:: WORK REQUEST ::
What are the lines from the one containing "Read all visible content and emit it as JSON." through the last line of the records below? Return them exactly, leaving out pictures.

Data records for software interfaces:
****************

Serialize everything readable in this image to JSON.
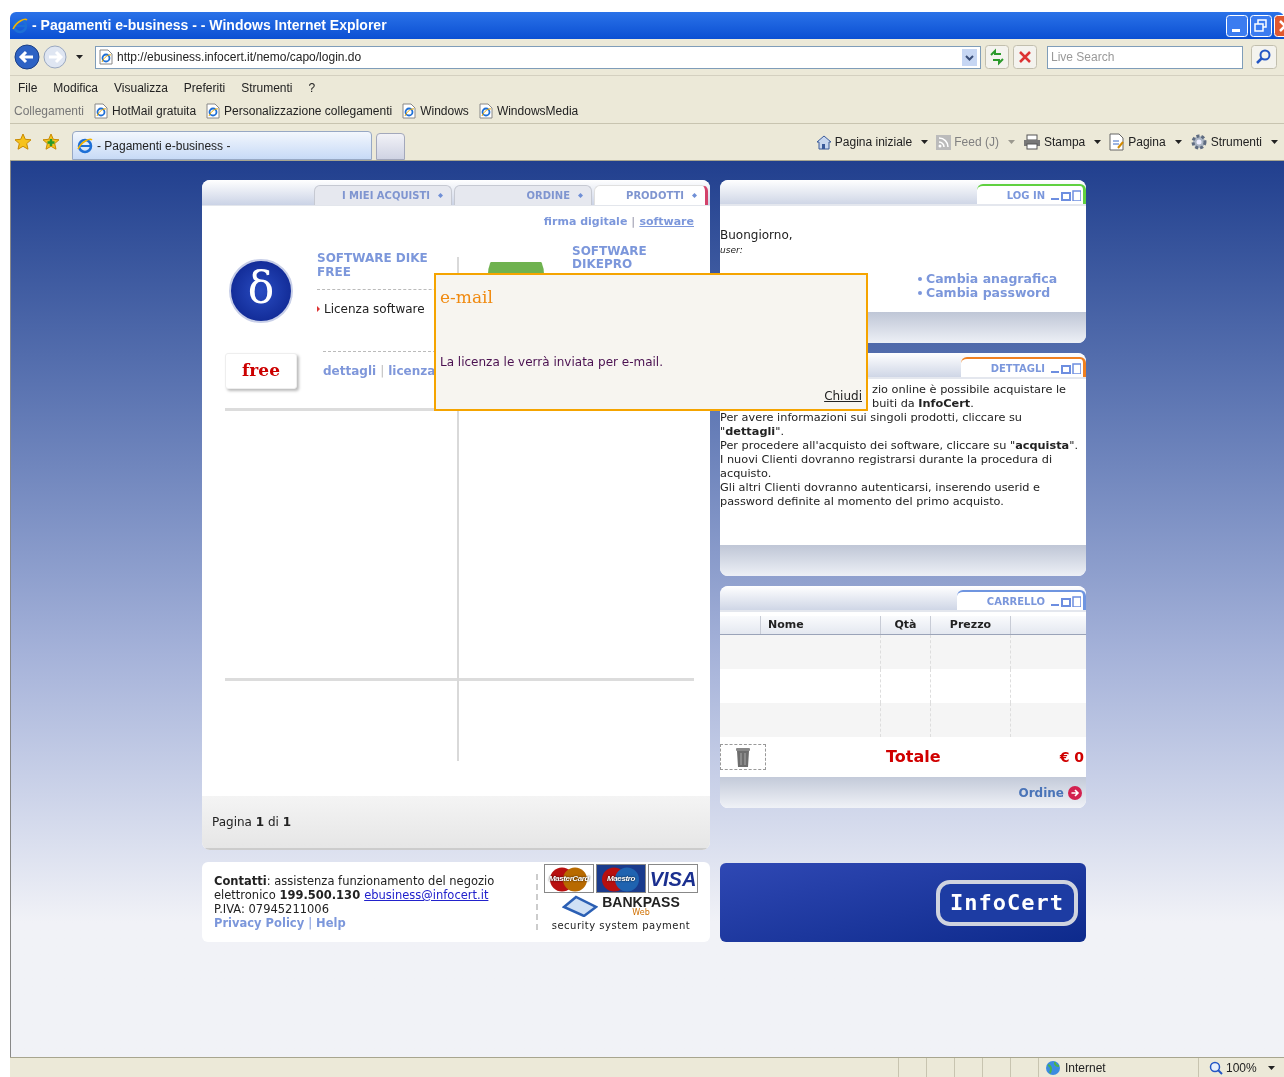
{
  "browser": {
    "title": "- Pagamenti e-business - - Windows Internet Explorer",
    "address": "http://ebusiness.infocert.it/nemo/capo/login.do",
    "search_placeholder": "Live Search",
    "menu": [
      "File",
      "Modifica",
      "Visualizza",
      "Preferiti",
      "Strumenti",
      "?"
    ],
    "links_label": "Collegamenti",
    "links": [
      "HotMail gratuita",
      "Personalizzazione collegamenti",
      "Windows",
      "WindowsMedia"
    ],
    "tab": "- Pagamenti e-business -",
    "commands": [
      {
        "kind": "home",
        "label": "Pagina iniziale",
        "disabled": false
      },
      {
        "kind": "feed",
        "label": "Feed (J)",
        "disabled": true
      },
      {
        "kind": "print",
        "label": "Stampa",
        "disabled": false
      },
      {
        "kind": "page",
        "label": "Pagina",
        "disabled": false
      },
      {
        "kind": "tools",
        "label": "Strumenti",
        "disabled": false
      }
    ],
    "status": {
      "zone": "Internet",
      "zoom": "100%"
    }
  },
  "shop": {
    "tabs": [
      {
        "label": "I MIEI ACQUISTI",
        "selected": false
      },
      {
        "label": "ORDINE",
        "selected": false
      },
      {
        "label": "PRODOTTI",
        "selected": true
      }
    ],
    "separator": "|",
    "subnav": [
      {
        "label": "firma digitale",
        "selected": false
      },
      {
        "label": "software",
        "selected": true
      }
    ],
    "products": [
      {
        "kind": "full",
        "logo_glyph": "δ",
        "title": "SOFTWARE DIKE FREE",
        "item": "Licenza software",
        "badge": "free",
        "actions": [
          "dettagli",
          "licenza"
        ],
        "actions_separator": "|"
      },
      {
        "kind": "covered",
        "title": "SOFTWARE DIKEPRO"
      }
    ],
    "pager": "Pagina **1** di **1**"
  },
  "login": {
    "title": "LOG IN",
    "greeting": "Buongiorno,",
    "user_label": "user:",
    "links": [
      "Cambia anagrafica",
      "Cambia password"
    ]
  },
  "details": {
    "title": "DETTAGLI",
    "covered_lines": [
      "zio online è possibile acquistare le",
      "buiti da **InfoCert**."
    ],
    "paragraphs": [
      "Per avere informazioni sui singoli prodotti, cliccare su \"**dettagli**\".",
      "Per procedere all'acquisto dei software, cliccare su \"**acquista**\".",
      "I nuovi Clienti dovranno registrarsi durante la procedura di acquisto.",
      "Gli altri Clienti dovranno autenticarsi, inserendo userid e password definite al momento del primo acquisto."
    ]
  },
  "cart": {
    "title": "CARRELLO",
    "columns": [
      "Nome",
      "Qtà",
      "Prezzo"
    ],
    "total_label": "Totale",
    "total": "€ 0",
    "order": "Ordine"
  },
  "footer": {
    "contacts": "**Contatti**: assistenza funzionamento del negozio elettronico **199.500.130**",
    "email": "ebusiness@infocert.it",
    "vat": "P.IVA: 07945211006",
    "links": [
      "Privacy Policy",
      "Help"
    ],
    "links_separator": "|",
    "cards": [
      "MasterCard",
      "Maestro",
      "VISA"
    ],
    "bankpass": "BANKPASS",
    "bankpass_sub": "Web",
    "payment_note": "security system payment",
    "brand": "InfoCert"
  },
  "popup": {
    "title": "e-mail",
    "message": "La licenza le verrà inviata per e-mail.",
    "close": "Chiudi"
  }
}
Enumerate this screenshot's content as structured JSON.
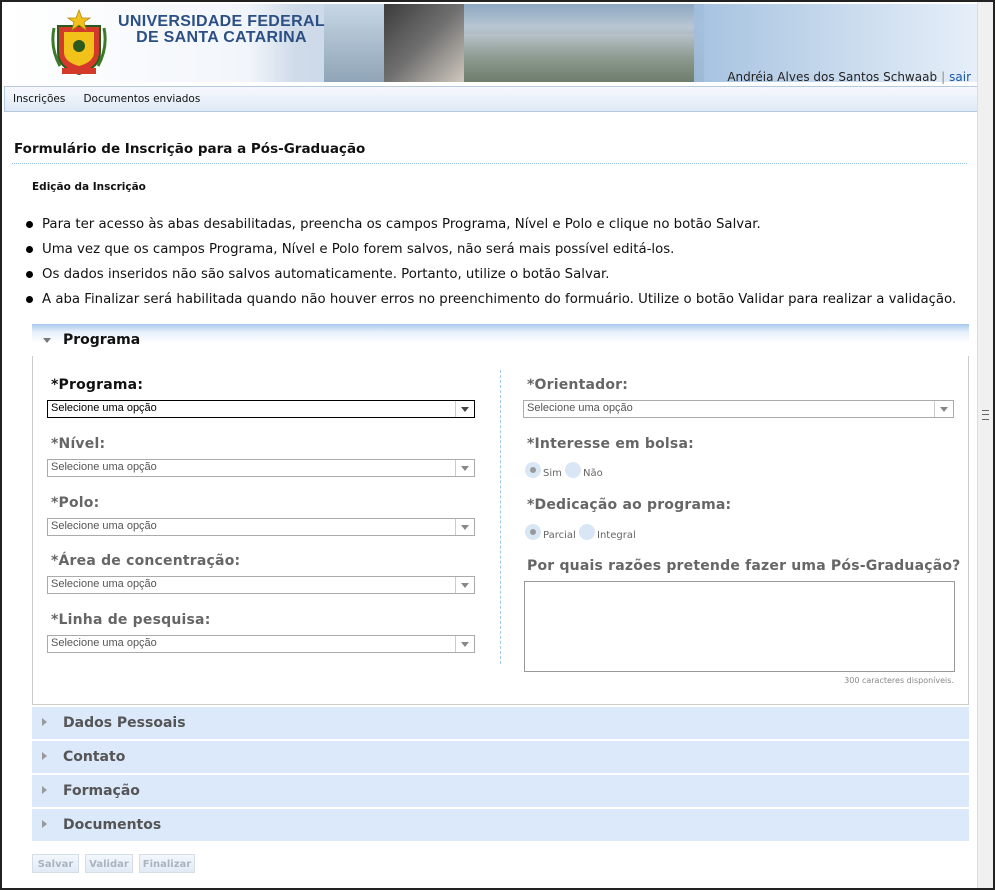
{
  "header": {
    "university_line1": "UNIVERSIDADE FEDERAL",
    "university_line2": "DE SANTA CATARINA",
    "user_name": "Andréia Alves dos Santos Schwaab",
    "separator": "|",
    "logout_label": "sair"
  },
  "menu": {
    "items": [
      {
        "label": "Inscrições"
      },
      {
        "label": "Documentos enviados"
      }
    ]
  },
  "page": {
    "title": "Formulário de Inscrição para a Pós-Graduação",
    "subtitle": "Edição da Inscrição",
    "notes": [
      "Para ter acesso às abas desabilitadas, preencha os campos Programa, Nível e Polo e clique no botão Salvar.",
      "Uma vez que os campos Programa, Nível e Polo forem salvos, não será mais possível editá-los.",
      "Os dados inseridos não são salvos automaticamente. Portanto, utilize o botão Salvar.",
      "A aba Finalizar será habilitada quando não houver erros no preenchimento do formuário. Utilize o botão Validar para realizar a validação."
    ]
  },
  "sections": {
    "programa": {
      "label": "Programa",
      "left_fields": [
        {
          "label": "*Programa:",
          "value": "Selecione uma opção"
        },
        {
          "label": "*Nível:",
          "value": "Selecione uma opção"
        },
        {
          "label": "*Polo:",
          "value": "Selecione uma opção"
        },
        {
          "label": "*Área de concentração:",
          "value": "Selecione uma opção"
        },
        {
          "label": "*Linha de pesquisa:",
          "value": "Selecione uma opção"
        }
      ],
      "orientador": {
        "label": "*Orientador:",
        "value": "Selecione uma opção"
      },
      "bolsa": {
        "label": "*Interesse em bolsa:",
        "options": [
          "Sim",
          "Não"
        ],
        "selected": "Sim"
      },
      "dedicacao": {
        "label": "*Dedicação ao programa:",
        "options": [
          "Parcial",
          "Integral"
        ],
        "selected": "Parcial"
      },
      "razoes": {
        "label": "Por quais razões pretende fazer uma Pós-Graduação?",
        "value": "",
        "counter": "300 caracteres disponíveis."
      }
    },
    "collapsed": [
      {
        "label": "Dados Pessoais"
      },
      {
        "label": "Contato"
      },
      {
        "label": "Formação"
      },
      {
        "label": "Documentos"
      }
    ]
  },
  "buttons": {
    "salvar": "Salvar",
    "validar": "Validar",
    "finalizar": "Finalizar"
  }
}
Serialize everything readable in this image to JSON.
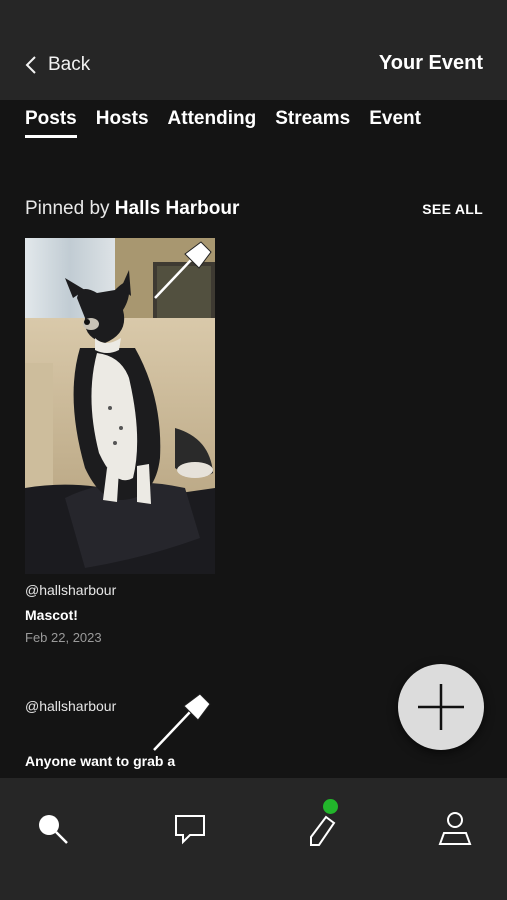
{
  "header": {
    "back_label": "Back",
    "title": "Your Event"
  },
  "tabs": [
    {
      "label": "Posts",
      "active": true
    },
    {
      "label": "Hosts",
      "active": false
    },
    {
      "label": "Attending",
      "active": false
    },
    {
      "label": "Streams",
      "active": false
    },
    {
      "label": "Event",
      "active": false
    }
  ],
  "pinned": {
    "prefix": "Pinned by ",
    "host": "Halls Harbour",
    "see_all": "SEE ALL"
  },
  "posts": [
    {
      "username": "@hallsharbour",
      "title": "Mascot!",
      "date": "Feb 22, 2023",
      "image": "dog-on-couch-photo"
    },
    {
      "username": "@hallsharbour",
      "title": "Anyone want to grab a"
    }
  ],
  "bottom_nav": [
    {
      "name": "search-icon"
    },
    {
      "name": "chat-icon"
    },
    {
      "name": "pencil-icon",
      "notification": true
    },
    {
      "name": "profile-icon"
    }
  ],
  "colors": {
    "background": "#141414",
    "bar": "#262626",
    "fab": "#dcdcdc",
    "notification": "#22b52b"
  }
}
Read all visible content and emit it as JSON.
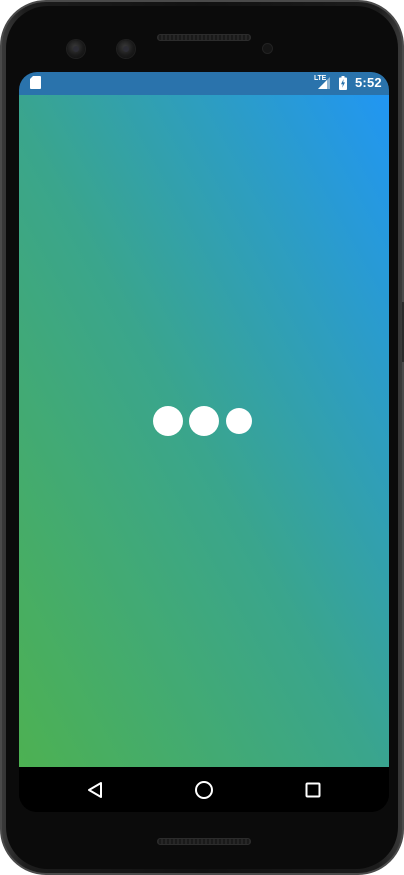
{
  "status_bar": {
    "storage_icon": "sd-card-icon",
    "network_type": "LTE",
    "signal_icon": "cell-signal-icon",
    "battery_icon": "battery-charging-icon",
    "time": "5:52",
    "background_color": "#2a73ac"
  },
  "main": {
    "background_gradient": [
      "#4db152",
      "#2196f3"
    ],
    "loading_indicator": {
      "type": "three-dot-loader",
      "dot_color": "#ffffff",
      "dots": 3
    }
  },
  "navigation_bar": {
    "buttons": [
      {
        "name": "back",
        "icon": "triangle-back-icon"
      },
      {
        "name": "home",
        "icon": "circle-home-icon"
      },
      {
        "name": "recents",
        "icon": "square-recents-icon"
      }
    ]
  }
}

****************

:: FINISHED EXERCISE ::
Read all visible content and emit it as JSON.
{
  "status_bar": {
    "storage_icon": "sd-card-icon",
    "network_type": "LTE",
    "signal_icon": "cell-signal-icon",
    "battery_icon": "battery-charging-icon",
    "time": "5:52",
    "background_color": "#2a73ac"
  },
  "main": {
    "background_gradient": [
      "#4db152",
      "#2196f3"
    ],
    "loading_indicator": {
      "type": "three-dot-loader",
      "dot_color": "#ffffff",
      "dots": 3
    }
  },
  "navigation_bar": {
    "buttons": [
      {
        "name": "back",
        "icon": "triangle-back-icon"
      },
      {
        "name": "home",
        "icon": "circle-home-icon"
      },
      {
        "name": "recents",
        "icon": "square-recents-icon"
      }
    ]
  }
}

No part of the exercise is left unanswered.